Coronavirus fears are causing cancellations all across the country in sports and in other areas. Even the NBA announced Wednesday night that it has suspended play until further notice.
In the ACC Tournament, the Louisville Cardinals are scheduled to play the Syracuse-North Carolina winner Thursday at approximately 9:30 p.m. ET, at the Greensboro Coliseum in Greensboro, N.C.
In the SEC Tournament, top-seeded Kentucky is scheduled to play the Alabama-Tennessee winner Friday at 1 p.m. ET, at Bridgestone Arena in Nashville, Tenn.
In the Big Ten Tournament, Indiana defeated Nebraska on Wednesday night, 89-64. The Hoosiers will play Penn State at approximately 9 p.m. Thursday at Bankers Life Fieldhouse in Indianapolis.

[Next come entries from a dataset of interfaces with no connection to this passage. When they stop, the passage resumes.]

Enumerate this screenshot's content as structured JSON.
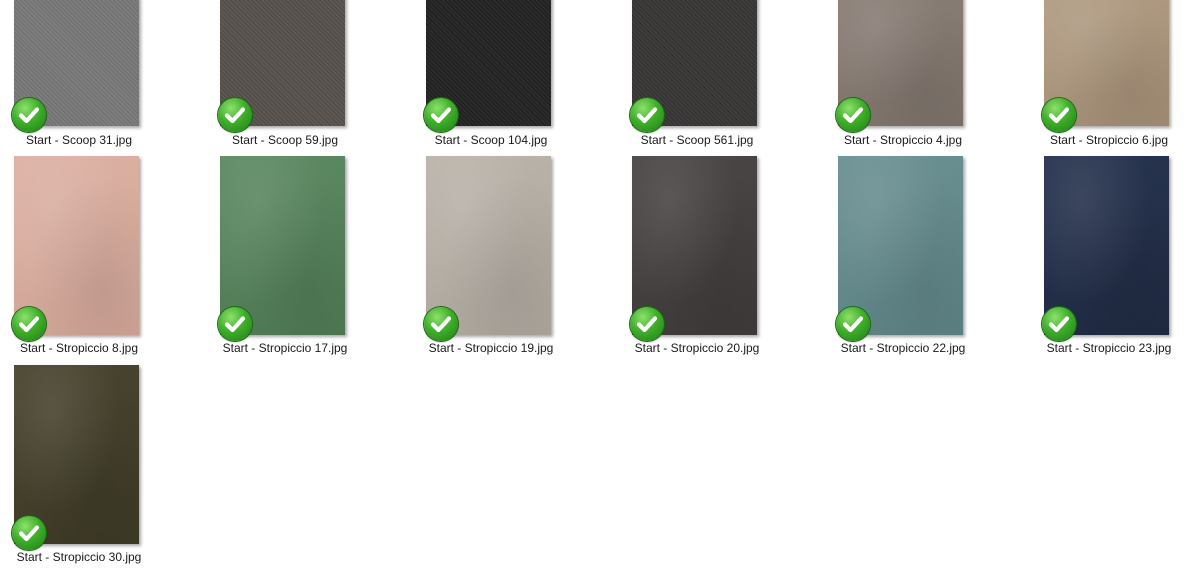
{
  "files": [
    {
      "name": "Start - Scoop 31.jpg",
      "color": "#7d7d7d",
      "dark": "#6f6f6f",
      "texture": "herringbone"
    },
    {
      "name": "Start - Scoop 59.jpg",
      "color": "#5e5854",
      "dark": "#4e4945",
      "texture": "herringbone"
    },
    {
      "name": "Start - Scoop 104.jpg",
      "color": "#2b2b2b",
      "dark": "#1e1e1e",
      "texture": "herringbone"
    },
    {
      "name": "Start - Scoop 561.jpg",
      "color": "#3f3d3b",
      "dark": "#323030",
      "texture": "herringbone"
    },
    {
      "name": "Start - Stropiccio 4.jpg",
      "color": "#8a7f77",
      "dark": "#7c726a",
      "texture": "velvet"
    },
    {
      "name": "Start - Stropiccio 6.jpg",
      "color": "#b29d84",
      "dark": "#a28d75",
      "texture": "velvet"
    },
    {
      "name": "Start - Stropiccio 8.jpg",
      "color": "#ddb2a4",
      "dark": "#cfa496",
      "texture": "velvet"
    },
    {
      "name": "Start - Stropiccio 17.jpg",
      "color": "#5e8a63",
      "dark": "#4f7954",
      "texture": "velvet"
    },
    {
      "name": "Start - Stropiccio 19.jpg",
      "color": "#bbb4ab",
      "dark": "#ada69d",
      "texture": "velvet"
    },
    {
      "name": "Start - Stropiccio 20.jpg",
      "color": "#4b4747",
      "dark": "#3e3a3a",
      "texture": "velvet"
    },
    {
      "name": "Start - Stropiccio 22.jpg",
      "color": "#6c9193",
      "dark": "#5d8284",
      "texture": "velvet"
    },
    {
      "name": "Start - Stropiccio 23.jpg",
      "color": "#283550",
      "dark": "#1f2a42",
      "texture": "velvet"
    },
    {
      "name": "Start - Stropiccio 30.jpg",
      "color": "#4a4530",
      "dark": "#3d3926",
      "texture": "velvet"
    }
  ],
  "status_icon": "green-check-icon"
}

In Division II, Bellarmine is scheduled to play Michigan Tech on Saturday at 7:30 p.m. in Indianapolis. Knights coach Scotty Davenport said playing in a near-empty arena will require some adjusting.
“It’s very similar to a practice,” he said. “As a coach, you have to be on your job, because what you would normally yell in a game cause of the crowd and the band, the officials can’t hear a thing you say. Now they will hear everything, so I think that has to be an adjustment.”

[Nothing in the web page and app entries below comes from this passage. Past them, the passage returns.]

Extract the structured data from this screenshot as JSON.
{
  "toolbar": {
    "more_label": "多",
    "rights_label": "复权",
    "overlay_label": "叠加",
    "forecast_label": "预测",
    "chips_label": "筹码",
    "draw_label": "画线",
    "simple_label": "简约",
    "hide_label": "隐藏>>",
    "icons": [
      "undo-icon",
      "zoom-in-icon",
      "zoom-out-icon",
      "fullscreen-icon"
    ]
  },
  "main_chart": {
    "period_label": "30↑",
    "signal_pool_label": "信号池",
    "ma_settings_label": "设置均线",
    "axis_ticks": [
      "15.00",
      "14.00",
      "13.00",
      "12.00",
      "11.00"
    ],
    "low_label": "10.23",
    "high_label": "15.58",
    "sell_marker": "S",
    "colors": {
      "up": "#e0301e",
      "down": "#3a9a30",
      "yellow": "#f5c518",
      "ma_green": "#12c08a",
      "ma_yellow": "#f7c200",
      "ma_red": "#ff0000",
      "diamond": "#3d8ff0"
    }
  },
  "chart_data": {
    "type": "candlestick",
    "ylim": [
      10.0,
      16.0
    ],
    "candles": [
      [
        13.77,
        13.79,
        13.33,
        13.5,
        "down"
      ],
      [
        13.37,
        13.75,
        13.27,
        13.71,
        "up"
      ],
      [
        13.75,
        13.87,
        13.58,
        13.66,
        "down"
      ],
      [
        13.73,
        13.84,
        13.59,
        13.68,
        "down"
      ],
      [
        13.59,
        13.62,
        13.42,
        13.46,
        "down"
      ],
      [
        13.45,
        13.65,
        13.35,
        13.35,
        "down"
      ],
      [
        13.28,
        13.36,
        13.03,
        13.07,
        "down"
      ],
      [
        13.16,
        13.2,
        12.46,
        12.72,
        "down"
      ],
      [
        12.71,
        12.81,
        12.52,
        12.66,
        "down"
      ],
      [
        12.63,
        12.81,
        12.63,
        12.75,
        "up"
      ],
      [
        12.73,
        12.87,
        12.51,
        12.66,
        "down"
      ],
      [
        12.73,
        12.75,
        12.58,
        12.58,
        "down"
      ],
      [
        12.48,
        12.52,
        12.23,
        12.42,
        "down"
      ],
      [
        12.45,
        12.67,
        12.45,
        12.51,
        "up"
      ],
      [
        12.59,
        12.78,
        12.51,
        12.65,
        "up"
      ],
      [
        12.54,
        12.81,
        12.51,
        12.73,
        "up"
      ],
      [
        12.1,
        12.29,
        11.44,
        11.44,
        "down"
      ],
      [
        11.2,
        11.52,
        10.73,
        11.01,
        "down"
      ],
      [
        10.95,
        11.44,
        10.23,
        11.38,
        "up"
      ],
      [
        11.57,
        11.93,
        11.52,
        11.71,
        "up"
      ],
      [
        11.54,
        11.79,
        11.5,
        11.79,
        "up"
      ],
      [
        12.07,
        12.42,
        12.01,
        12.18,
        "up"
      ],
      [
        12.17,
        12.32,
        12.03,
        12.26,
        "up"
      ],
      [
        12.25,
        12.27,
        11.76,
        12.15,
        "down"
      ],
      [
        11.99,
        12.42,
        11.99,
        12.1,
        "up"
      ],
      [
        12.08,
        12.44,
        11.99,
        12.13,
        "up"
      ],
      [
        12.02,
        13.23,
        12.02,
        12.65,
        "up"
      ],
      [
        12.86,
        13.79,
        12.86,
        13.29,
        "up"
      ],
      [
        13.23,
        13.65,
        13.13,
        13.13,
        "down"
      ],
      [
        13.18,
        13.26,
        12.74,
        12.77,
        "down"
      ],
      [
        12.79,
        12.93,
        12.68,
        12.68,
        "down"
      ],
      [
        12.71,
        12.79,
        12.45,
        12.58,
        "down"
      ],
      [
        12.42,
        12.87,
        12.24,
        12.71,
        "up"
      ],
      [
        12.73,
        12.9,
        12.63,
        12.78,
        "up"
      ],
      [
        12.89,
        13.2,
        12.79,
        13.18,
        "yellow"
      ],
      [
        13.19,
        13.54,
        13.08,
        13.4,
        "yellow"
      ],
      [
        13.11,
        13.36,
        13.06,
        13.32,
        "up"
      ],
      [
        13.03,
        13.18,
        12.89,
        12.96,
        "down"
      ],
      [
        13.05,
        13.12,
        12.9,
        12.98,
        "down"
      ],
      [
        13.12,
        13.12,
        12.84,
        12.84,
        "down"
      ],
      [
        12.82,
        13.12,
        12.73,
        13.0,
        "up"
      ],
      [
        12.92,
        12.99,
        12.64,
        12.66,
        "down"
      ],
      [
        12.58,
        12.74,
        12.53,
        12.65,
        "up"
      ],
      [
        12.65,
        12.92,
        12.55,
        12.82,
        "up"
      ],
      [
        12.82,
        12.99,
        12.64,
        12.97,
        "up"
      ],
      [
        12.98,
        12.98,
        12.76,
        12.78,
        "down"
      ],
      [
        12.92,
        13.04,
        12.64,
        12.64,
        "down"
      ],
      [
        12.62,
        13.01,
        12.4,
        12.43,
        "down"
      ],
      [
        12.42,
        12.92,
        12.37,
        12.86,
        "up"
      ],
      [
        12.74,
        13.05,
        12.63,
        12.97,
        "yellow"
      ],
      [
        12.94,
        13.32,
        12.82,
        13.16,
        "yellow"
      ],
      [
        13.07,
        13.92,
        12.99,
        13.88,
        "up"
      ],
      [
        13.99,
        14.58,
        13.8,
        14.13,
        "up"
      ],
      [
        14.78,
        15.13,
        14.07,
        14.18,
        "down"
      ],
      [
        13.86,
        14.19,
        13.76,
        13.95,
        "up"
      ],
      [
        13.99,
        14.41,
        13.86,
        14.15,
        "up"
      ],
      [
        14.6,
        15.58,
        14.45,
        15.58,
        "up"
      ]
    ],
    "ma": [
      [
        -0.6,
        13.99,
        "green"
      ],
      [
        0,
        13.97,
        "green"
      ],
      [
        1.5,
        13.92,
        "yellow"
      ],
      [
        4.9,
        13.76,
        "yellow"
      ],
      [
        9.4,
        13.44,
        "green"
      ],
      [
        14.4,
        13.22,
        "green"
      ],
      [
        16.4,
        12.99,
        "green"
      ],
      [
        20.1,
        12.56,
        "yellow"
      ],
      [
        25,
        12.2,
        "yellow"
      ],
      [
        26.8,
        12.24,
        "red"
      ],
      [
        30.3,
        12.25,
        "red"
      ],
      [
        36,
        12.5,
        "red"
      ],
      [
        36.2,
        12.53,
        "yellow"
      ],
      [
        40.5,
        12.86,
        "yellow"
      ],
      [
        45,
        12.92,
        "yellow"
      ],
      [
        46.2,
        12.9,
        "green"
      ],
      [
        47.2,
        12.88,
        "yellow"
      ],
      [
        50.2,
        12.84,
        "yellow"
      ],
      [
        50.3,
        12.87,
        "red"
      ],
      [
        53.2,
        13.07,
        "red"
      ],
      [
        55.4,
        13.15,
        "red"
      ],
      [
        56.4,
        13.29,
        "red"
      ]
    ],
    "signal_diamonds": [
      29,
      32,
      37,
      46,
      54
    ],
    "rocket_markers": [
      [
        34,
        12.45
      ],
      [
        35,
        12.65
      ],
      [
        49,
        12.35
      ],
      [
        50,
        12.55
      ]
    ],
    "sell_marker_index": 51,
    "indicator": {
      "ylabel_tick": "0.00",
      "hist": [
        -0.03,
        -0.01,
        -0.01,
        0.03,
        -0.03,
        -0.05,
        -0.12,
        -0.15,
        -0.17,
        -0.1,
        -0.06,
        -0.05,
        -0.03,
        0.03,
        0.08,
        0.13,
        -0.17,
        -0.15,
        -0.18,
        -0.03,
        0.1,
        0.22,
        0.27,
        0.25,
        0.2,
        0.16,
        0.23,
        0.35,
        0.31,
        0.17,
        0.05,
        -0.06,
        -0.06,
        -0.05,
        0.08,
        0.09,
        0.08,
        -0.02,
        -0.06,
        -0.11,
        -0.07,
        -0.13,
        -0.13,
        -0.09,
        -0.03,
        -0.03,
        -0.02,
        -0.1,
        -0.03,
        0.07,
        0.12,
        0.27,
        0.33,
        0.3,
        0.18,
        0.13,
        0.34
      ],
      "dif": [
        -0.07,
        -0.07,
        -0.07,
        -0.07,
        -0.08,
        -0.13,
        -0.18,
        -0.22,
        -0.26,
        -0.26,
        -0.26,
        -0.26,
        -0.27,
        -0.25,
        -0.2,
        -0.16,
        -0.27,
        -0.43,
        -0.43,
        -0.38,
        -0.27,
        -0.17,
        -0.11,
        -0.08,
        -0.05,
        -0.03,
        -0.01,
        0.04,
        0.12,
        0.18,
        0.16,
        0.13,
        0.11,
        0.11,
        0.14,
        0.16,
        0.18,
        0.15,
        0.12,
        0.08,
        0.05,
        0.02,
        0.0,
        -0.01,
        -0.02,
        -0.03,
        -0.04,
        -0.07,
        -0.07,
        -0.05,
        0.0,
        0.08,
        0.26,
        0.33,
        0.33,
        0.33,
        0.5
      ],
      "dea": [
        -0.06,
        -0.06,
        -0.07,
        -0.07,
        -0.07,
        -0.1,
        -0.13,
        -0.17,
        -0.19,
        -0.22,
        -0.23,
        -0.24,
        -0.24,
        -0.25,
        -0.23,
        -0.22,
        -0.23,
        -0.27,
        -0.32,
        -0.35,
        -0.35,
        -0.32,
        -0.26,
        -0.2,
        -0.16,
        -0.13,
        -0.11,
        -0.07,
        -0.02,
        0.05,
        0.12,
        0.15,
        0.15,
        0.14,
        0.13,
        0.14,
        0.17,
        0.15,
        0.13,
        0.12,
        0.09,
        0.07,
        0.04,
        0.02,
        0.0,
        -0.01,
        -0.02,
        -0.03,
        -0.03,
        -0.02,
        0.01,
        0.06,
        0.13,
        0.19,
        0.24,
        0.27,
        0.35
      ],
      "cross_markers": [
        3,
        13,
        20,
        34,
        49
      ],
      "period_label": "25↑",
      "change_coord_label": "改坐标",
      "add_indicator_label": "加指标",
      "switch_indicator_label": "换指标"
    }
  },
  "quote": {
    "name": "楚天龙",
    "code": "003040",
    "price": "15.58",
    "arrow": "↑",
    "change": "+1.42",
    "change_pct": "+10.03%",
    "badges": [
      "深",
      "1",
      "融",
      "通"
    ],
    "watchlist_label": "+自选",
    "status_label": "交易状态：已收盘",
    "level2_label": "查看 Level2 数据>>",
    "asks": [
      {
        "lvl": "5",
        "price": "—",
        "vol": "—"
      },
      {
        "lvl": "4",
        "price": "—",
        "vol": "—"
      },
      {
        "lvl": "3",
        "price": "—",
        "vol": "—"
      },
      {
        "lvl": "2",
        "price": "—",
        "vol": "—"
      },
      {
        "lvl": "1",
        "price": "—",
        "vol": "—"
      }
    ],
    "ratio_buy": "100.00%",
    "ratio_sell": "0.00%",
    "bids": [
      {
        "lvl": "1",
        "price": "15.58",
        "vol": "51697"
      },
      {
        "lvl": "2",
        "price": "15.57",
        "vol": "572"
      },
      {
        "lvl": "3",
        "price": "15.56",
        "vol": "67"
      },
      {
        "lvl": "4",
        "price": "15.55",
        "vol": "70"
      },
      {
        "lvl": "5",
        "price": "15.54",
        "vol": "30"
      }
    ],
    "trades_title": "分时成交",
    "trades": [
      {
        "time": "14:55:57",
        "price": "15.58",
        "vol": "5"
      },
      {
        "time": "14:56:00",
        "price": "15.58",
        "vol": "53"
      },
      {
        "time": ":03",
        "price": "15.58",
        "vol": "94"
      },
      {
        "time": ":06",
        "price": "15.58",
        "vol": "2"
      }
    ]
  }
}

Earlier Wednesday, the NCAA announced that its tournament will be played without spectators when it starts next week. Only essential staff and limited family members will be allowed to attend.
Thousands of basketball fans like Glen Donlon said they planned to follow their teams across the country for March Madness.

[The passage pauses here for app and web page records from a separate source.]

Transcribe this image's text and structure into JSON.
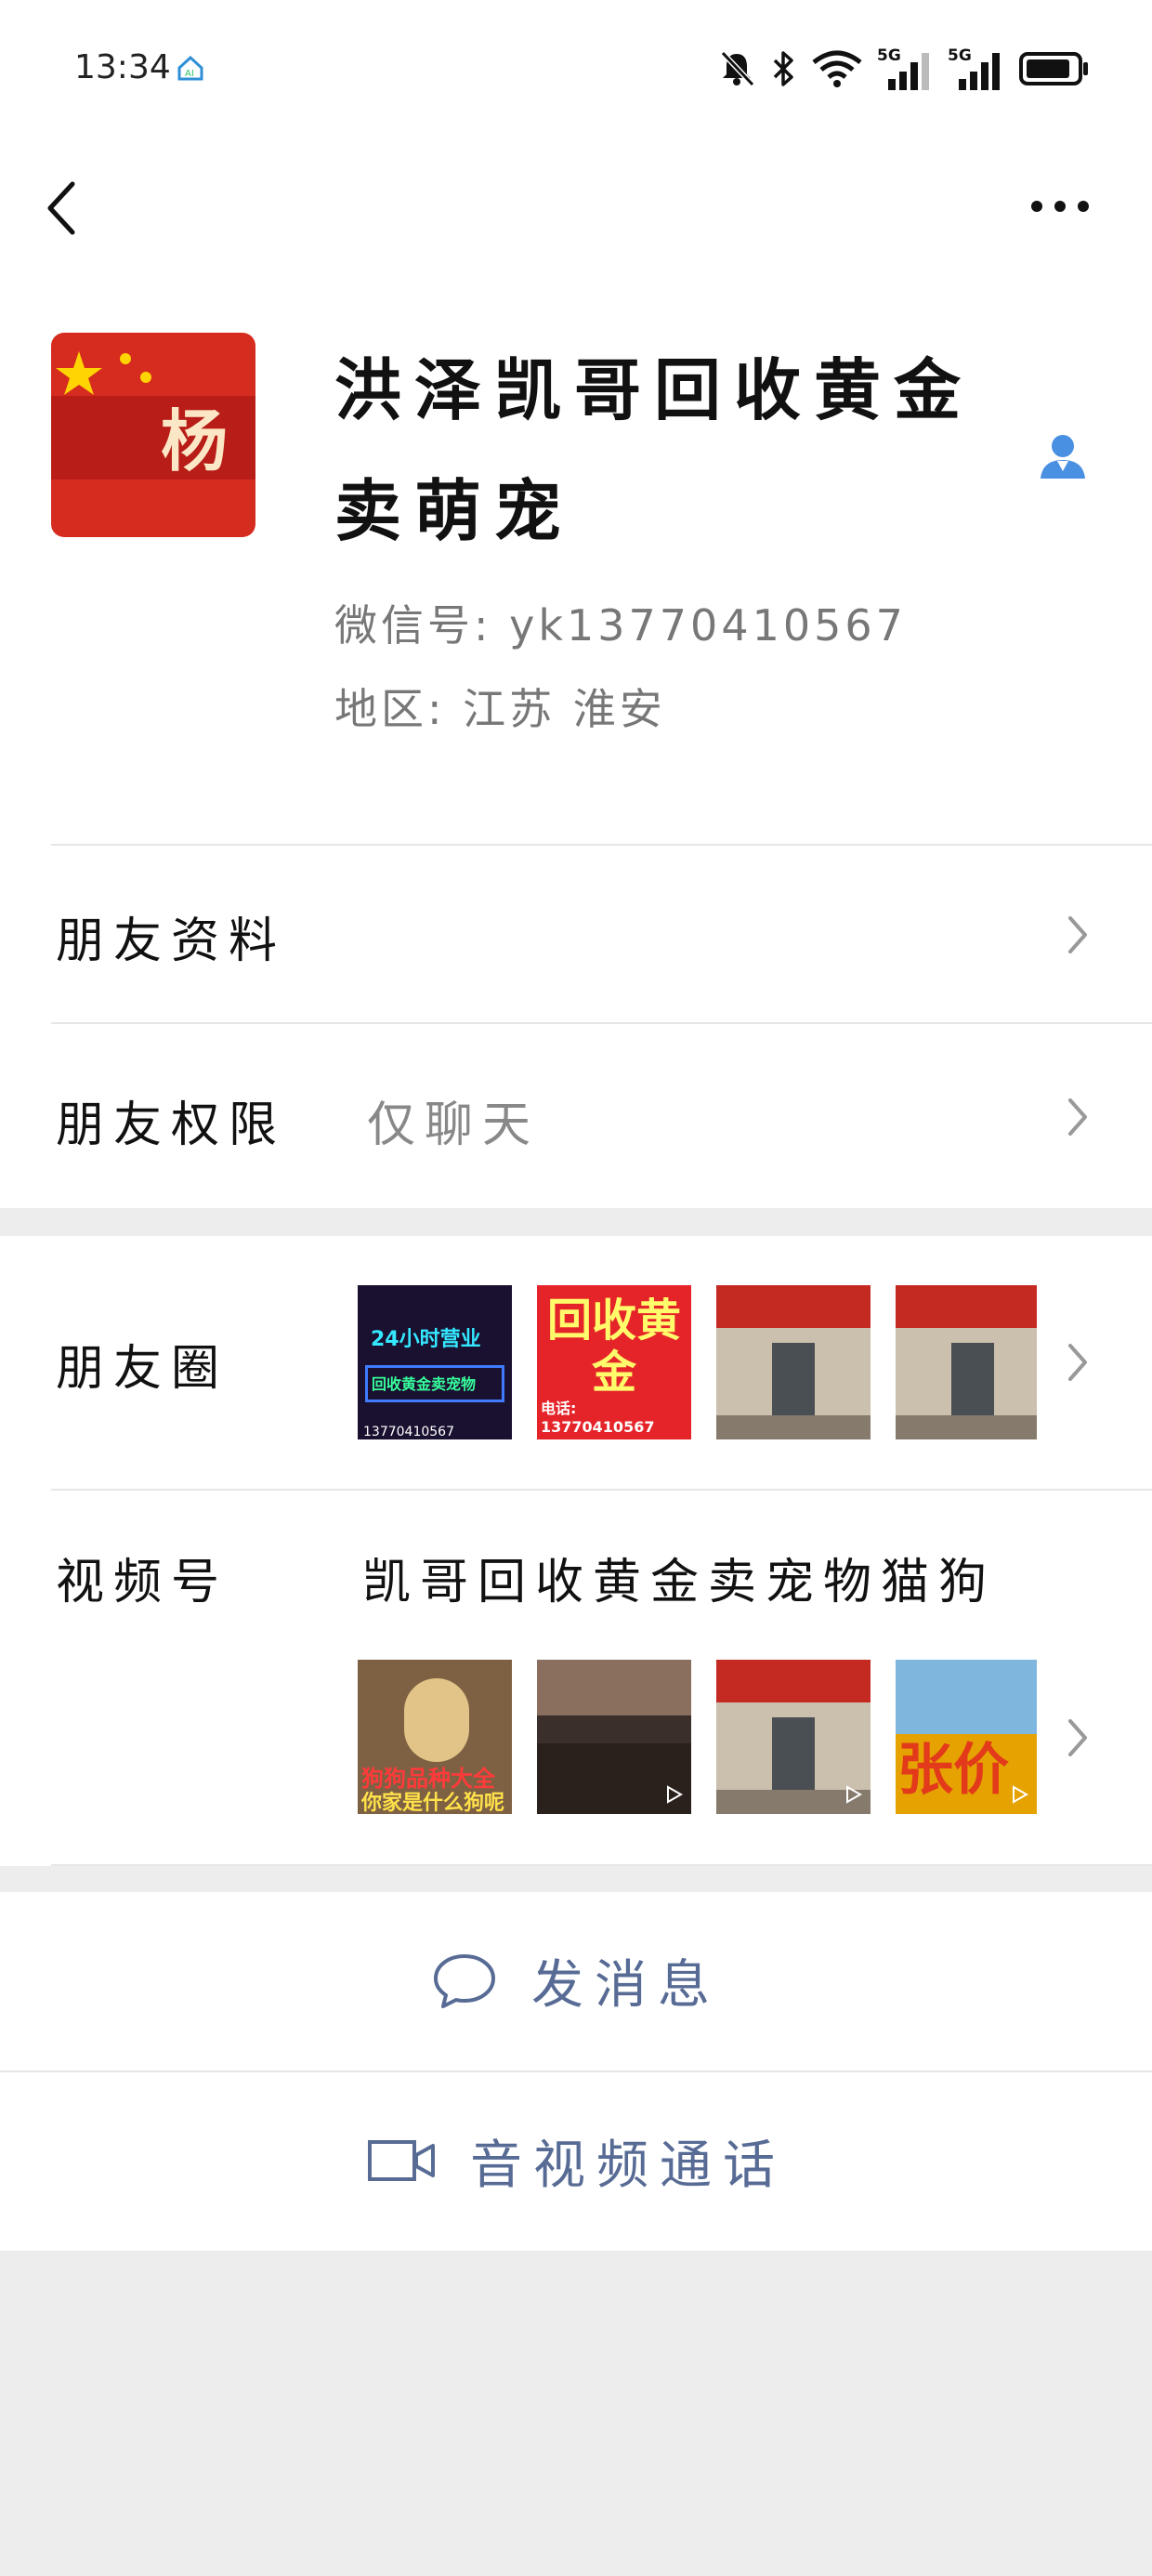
{
  "status_bar": {
    "time": "13:34",
    "icons": [
      "home-ai-icon",
      "mute-bell-icon",
      "bluetooth-icon",
      "wifi-icon",
      "signal-5g-icon",
      "signal-5g-icon",
      "battery-icon"
    ],
    "network_labels": [
      "5G",
      "5G"
    ]
  },
  "nav": {
    "back_icon": "chevron-left-icon",
    "more_icon": "more-dots-icon"
  },
  "profile": {
    "avatar_char": "杨",
    "name": "洪泽凯哥回收黄金卖萌宠",
    "wechat_id": "微信号: yk13770410567",
    "region": "地区: 江苏 淮安",
    "contact_icon": "contact-person-icon"
  },
  "rows": {
    "friend_info": {
      "label": "朋友资料"
    },
    "friend_permission": {
      "label": "朋友权限",
      "value": "仅聊天"
    },
    "moments": {
      "label": "朋友圈",
      "thumbs": [
        {
          "line1": "24小时营业",
          "line2": "回收黄金卖宠物",
          "foot": "13770410567"
        },
        {
          "line1": "回收黄金",
          "foot": "电话: 13770410567"
        },
        {
          "line1": ""
        },
        {
          "line1": ""
        }
      ]
    },
    "channels": {
      "label": "视频号",
      "channel_name": "凯哥回收黄金卖宠物猫狗",
      "thumbs": [
        {
          "line1": "狗狗品种大全",
          "line2": "你家是什么狗呢"
        },
        {
          "line1": ""
        },
        {
          "line1": ""
        },
        {
          "line1": "张价"
        }
      ]
    }
  },
  "actions": {
    "send_message": "发消息",
    "av_call": "音视频通话"
  },
  "colors": {
    "link_blue": "#576b95",
    "background_gray": "#ededed",
    "avatar_red": "#d62b1f"
  }
}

“It was questionable,” Donlon said. “Now we don’t have a choice.”
Added UK fan Bruce Johnston: “I think it’s a shame. A lot of people look forward to it all year, especially Kentucky fans. I think it’s blown way out of proportion, and I just think it’s a shame for the fans that aren’t going to get to go to the games.”
Fans told WAVE 3 News they're disappointed both for themselves and other fans, but also the players.
“'That’s rough,” Donlon said. “You know, cause a lot of these kids, that’s all they played for is March Madness. So now that could be taken away from them; the full experience could be taken away.”
While some were planning to travel, fans now have to settle for watching the games on TV, crowding local bars and restaurants like Bungalow Joe’s.
"This is our busiest week of the whole year and the busiest month of the whole year in this business," Bungalow Joe's Owner Joe Bishop said.
While the economic impacts from this will be felt across the country, local businesses are hopeful it won't affect them.
“The people that won’t come out will be offset by the people that would’ve gone to the games that will come anyone,” Bishop said. “I have a feeling this is going to be a wash.”